Yesterday, PETA Associate Director of Laboratory Investigations Justin Goodman spoke at a National Academy of Sciences Institute of Medicine meeting on the issue of whether the U.S. should continue to be the only industrialized nation in the world that conducts harmful experiments on chimpanzees and other great apes. Justin told the committee, “In 2011, it lacks academic integrity to deny that chimpanzees possess all of the qualities necessary for us to afford them the right not to be treated as laboratory equipment.”
Africa Expeditionary Force | cc by 2.0
He was joined by a host of scientists, doctors, and great ape experts, including world-renowned chimpanzee expert Dr. Jane Goodall, who resoundingly agreed that experiments on apes are not necessary in order to develop effective treatments for hepatitis C, HIV/AIDS, cancer, and other illnesses that have often been cited as justification for experiments on chimpanzees.
Also supporting a ban on great-ape experiments is Rep. Roscoe G. Bartlett, R-Md., who has introduced the Great Ape Protection and Cost Savings Act in Congress. Bartlett is a former Navy physiologist who once experimented on primates. In a recent opinion piece in The New York Times, he describes seeing chimpanzees suffering from post-traumatic stress disorder and says that without question, they "experience pain, stress, and social isolation in ways strikingly similar to the way humans do."
You can help by urging your Congressional representatives to support the Great Ape Protection and Cost Savings Act.
Written by Michelle Sherrow
In the '80s, when PETA began pushing cosmetics companies to stop testing their products on animals, those companies insisted that there were no alternatives to dripping mascara into rabbits' eyes and pumping copious quantities of lip gloss into the stomachs of guinea pigs. Miraculously, when consumers began sending cruelly tested products back to the companies and demanding their money back, the giants of the cosmetics industry found alternatives. Ah, what a difference a little incentive makes!

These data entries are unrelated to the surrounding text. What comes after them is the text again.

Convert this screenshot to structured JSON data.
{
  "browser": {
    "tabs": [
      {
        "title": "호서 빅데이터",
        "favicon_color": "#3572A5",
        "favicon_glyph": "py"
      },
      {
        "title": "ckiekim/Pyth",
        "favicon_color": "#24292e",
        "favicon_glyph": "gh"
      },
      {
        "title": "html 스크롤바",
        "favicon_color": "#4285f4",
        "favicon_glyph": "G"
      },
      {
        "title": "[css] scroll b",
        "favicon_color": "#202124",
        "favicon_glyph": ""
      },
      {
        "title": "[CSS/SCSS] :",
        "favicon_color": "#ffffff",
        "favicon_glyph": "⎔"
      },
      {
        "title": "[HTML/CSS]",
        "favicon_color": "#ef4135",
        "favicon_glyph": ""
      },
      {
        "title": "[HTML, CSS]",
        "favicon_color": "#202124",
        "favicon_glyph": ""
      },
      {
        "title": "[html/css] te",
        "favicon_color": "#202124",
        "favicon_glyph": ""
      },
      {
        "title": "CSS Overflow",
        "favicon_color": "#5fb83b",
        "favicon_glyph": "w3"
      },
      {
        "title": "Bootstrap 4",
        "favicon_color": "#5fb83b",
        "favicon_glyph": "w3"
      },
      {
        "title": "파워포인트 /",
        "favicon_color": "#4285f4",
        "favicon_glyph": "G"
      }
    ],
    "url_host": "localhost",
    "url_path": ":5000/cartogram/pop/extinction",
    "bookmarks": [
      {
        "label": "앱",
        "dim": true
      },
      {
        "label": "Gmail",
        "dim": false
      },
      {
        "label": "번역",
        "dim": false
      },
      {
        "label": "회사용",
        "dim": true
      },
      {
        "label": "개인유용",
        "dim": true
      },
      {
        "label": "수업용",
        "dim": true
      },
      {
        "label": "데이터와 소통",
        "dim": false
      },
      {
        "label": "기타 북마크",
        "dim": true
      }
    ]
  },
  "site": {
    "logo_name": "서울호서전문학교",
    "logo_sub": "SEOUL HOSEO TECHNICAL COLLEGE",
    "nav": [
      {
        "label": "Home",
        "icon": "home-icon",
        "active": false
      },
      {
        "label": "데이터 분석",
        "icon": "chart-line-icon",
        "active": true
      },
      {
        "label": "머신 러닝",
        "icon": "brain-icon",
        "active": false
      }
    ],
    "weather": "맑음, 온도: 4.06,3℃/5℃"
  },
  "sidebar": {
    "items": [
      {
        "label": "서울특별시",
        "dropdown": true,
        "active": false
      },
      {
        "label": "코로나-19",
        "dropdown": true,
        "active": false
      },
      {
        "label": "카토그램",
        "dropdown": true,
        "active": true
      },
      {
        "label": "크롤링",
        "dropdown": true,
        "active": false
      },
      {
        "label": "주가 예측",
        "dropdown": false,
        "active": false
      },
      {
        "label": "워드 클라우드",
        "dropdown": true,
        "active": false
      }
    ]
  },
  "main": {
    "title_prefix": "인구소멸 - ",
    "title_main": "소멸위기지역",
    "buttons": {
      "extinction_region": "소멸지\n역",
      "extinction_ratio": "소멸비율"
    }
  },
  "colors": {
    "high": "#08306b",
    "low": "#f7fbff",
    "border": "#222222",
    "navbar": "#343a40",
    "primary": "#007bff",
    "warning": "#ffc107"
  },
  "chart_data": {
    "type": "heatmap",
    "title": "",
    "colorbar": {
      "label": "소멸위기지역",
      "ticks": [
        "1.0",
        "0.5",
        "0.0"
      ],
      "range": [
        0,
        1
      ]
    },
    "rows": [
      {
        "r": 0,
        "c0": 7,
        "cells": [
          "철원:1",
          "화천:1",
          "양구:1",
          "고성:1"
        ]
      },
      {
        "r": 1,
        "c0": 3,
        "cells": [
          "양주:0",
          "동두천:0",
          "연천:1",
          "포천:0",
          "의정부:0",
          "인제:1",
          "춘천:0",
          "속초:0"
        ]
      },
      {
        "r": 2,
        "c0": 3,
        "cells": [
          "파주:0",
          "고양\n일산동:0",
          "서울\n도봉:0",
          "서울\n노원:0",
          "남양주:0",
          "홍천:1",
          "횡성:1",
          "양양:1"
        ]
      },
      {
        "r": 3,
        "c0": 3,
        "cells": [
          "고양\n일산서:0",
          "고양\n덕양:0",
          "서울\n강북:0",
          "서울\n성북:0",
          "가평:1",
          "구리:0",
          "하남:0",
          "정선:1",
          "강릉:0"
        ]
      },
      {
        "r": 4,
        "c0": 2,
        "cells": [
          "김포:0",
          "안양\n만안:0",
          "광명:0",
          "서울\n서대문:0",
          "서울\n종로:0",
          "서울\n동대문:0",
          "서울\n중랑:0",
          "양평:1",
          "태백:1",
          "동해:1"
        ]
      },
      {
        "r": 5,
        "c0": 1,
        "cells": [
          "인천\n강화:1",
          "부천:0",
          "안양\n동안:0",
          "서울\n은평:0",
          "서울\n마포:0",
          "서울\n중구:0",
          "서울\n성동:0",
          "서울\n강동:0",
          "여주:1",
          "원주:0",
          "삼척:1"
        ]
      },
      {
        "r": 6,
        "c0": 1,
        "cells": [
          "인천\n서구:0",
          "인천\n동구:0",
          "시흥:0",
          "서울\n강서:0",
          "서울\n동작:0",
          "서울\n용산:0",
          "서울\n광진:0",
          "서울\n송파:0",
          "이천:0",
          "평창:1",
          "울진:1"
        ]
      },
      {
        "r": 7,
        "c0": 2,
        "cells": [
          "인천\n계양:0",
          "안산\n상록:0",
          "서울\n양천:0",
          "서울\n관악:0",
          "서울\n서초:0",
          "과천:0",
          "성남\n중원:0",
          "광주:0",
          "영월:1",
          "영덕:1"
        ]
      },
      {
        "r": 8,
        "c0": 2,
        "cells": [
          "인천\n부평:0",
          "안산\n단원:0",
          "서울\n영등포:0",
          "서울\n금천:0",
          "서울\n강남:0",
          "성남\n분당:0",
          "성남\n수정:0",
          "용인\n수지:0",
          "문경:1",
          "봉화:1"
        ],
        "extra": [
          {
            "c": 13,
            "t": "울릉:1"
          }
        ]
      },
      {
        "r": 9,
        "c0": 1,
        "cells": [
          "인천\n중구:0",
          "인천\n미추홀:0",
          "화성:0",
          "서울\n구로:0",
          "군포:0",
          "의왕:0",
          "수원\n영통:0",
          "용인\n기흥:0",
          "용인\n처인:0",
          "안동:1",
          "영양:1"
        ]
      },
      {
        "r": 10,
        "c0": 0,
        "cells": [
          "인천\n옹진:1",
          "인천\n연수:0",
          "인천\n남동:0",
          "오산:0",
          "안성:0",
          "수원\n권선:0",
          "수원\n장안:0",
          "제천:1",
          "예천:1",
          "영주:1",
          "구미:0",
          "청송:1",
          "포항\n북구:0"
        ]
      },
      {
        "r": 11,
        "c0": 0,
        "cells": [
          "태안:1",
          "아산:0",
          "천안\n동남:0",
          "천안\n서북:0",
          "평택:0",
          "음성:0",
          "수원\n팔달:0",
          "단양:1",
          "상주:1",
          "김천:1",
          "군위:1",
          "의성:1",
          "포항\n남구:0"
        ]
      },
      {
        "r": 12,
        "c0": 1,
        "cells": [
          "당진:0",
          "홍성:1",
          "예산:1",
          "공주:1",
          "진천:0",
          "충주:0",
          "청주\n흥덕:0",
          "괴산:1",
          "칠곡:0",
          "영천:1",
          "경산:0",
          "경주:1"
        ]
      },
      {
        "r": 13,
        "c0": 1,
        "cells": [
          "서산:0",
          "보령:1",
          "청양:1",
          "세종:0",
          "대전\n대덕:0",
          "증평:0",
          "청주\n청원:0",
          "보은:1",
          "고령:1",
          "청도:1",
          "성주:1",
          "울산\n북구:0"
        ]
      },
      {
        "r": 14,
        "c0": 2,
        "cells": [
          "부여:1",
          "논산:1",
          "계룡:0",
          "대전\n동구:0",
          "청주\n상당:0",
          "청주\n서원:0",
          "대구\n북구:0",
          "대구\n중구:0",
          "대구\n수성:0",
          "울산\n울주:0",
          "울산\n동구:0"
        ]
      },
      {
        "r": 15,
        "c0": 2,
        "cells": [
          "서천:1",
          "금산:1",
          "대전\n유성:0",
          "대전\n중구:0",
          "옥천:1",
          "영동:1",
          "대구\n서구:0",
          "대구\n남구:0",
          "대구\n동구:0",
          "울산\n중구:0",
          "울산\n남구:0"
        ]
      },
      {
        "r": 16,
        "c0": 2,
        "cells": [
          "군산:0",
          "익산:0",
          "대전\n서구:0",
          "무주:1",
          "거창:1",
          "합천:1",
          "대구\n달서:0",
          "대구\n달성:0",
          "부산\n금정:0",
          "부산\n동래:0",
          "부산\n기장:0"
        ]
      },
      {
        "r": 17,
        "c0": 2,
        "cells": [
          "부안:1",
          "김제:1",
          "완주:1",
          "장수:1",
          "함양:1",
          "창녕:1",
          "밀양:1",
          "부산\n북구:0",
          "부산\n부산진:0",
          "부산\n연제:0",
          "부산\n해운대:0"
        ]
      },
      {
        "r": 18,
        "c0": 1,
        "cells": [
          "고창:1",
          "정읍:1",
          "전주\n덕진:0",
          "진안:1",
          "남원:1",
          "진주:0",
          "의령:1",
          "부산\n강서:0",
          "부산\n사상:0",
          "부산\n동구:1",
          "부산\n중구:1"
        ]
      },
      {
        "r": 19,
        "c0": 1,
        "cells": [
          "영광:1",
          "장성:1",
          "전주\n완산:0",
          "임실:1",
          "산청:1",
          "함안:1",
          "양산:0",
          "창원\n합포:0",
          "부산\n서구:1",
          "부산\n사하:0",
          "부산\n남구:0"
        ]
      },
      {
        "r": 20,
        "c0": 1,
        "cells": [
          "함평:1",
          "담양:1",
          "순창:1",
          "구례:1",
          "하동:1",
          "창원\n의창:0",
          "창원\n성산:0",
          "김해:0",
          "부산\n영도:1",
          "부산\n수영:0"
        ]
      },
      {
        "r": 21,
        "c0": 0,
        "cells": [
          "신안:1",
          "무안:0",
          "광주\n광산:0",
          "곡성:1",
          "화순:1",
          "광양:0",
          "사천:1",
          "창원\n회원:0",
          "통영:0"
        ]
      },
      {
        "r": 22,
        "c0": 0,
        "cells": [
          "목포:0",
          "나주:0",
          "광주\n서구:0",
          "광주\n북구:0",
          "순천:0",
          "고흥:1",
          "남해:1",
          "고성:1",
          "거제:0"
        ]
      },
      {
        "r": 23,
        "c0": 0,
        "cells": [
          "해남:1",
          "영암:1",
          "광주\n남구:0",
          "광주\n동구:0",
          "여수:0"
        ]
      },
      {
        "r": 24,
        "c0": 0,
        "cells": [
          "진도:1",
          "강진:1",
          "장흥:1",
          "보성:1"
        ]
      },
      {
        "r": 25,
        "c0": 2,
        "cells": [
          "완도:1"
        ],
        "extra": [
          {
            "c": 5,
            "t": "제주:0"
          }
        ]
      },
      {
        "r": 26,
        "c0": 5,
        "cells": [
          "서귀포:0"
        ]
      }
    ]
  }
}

For years, PETA has been saying that non-animal alternatives are faster, cheaper, and more effective than animal tests, and just last summer, a report published by the not-so-shabby National Academy of Sciences said much the same thing. But as long as the federal government continues to pour money into cruel and pointless animal tests—and as long as vivisectors can map out a tenured career for themselves feeding at the government trough—animal experiments will continue. And even as we work to hold up a mirror to the evil that is vivisection, we need more incentives for non-animal research.
World-famous primate expert Dr. Jane Goodall hit the nail on the head last week when she appealed to the European Union to end the use of animals in experimentation, suggesting that a Nobel Prize be conferred for scientific breakthroughs that use "new ways of testing and experimenting that will not involve the use of live, sentient beings." She added, "We need to recognize at the outset that what we do to animals from their perspective certainly, and probably from ours, is morally wrong and unacceptable."
It's not the first time that Dr. Goodall has ignited a firestorm of controversy, throwing monkey wrenches into conventionally held prejudices and preconceptions. In 1960, Dr. Goodall shook the world by documenting tool use in chimpanzees, an ability that was believed to be uniquely human. Her mentor famously commented, "Now we must redefine tool, redefine Man, or accept chimpanzees as humans."
Forty-eight years later, Dr. Goodall continues to turn conventional thinking on its head, and our guess is that she's right once again!
—GracePosted by Grace Friedan
you have a general question for PETA and would like a response, please e-mail Info@peta.org. If you need to report cruelty to
an animal, please click
here. If you are reporting an animal in imminent danger and know where to find the
animal and if the abuse is taking place right now, please call your local
police department. If the police are unresponsive, please call PETA
immediately at 757-622-7382 and press 2.
Follow PETA on Twitter!
Almost all of us grew up eating meat, wearing leather, and going to circuses and zoos. We never considered the impact of these actions on the animals involved. For whatever reason, you are now asking the question: Why should animals have rights? Read more.